She describes H-P as "a winning e-company with a shining soul" and chants "preserve the best, reinvent the rest."

Carly attempts to stroke the troops with palaver. "HP is an important institution. It has an important history. It stands for important things." And she is quick to self-promote: "As CEO of an almost $50 billion company operating in 163 countries I will..." She is abandoning the theory that great leaders are about their organizations, not themselves.

Too be fair, Fiorina didn't create all the problems at H-P. And she has made necessary changes, such as replacing 30% of the top executives. Under her direction, reps from H-P labs now give weekly presentations to the board. Yet, with all the cost-cutting, it's questionable whether she will be able to increase funds for R&D.

H-P needs a strong CEO who understands the inner workings of the company and is accepted and endorsed by employees. But it also needs a slick, polished and attractive extrovert to deliver persuasive "mission statements" to Wall Street and the media. Carly seems to have only the latter half of this equation. Perhaps the only solution is dual CEOs. Bush and Cheney already figured this out.

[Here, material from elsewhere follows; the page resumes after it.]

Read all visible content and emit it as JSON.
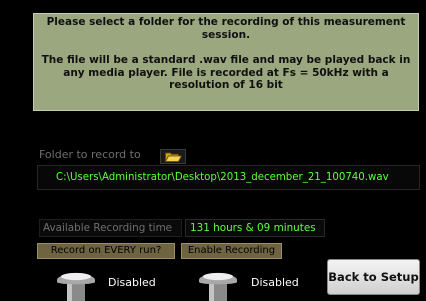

Martha Smilgis is a journalist and novelist who writes "The Outraged Investor" column for The San Francisco Examiner. She doesn't hold positions in any of the stocks mentioned in the above column.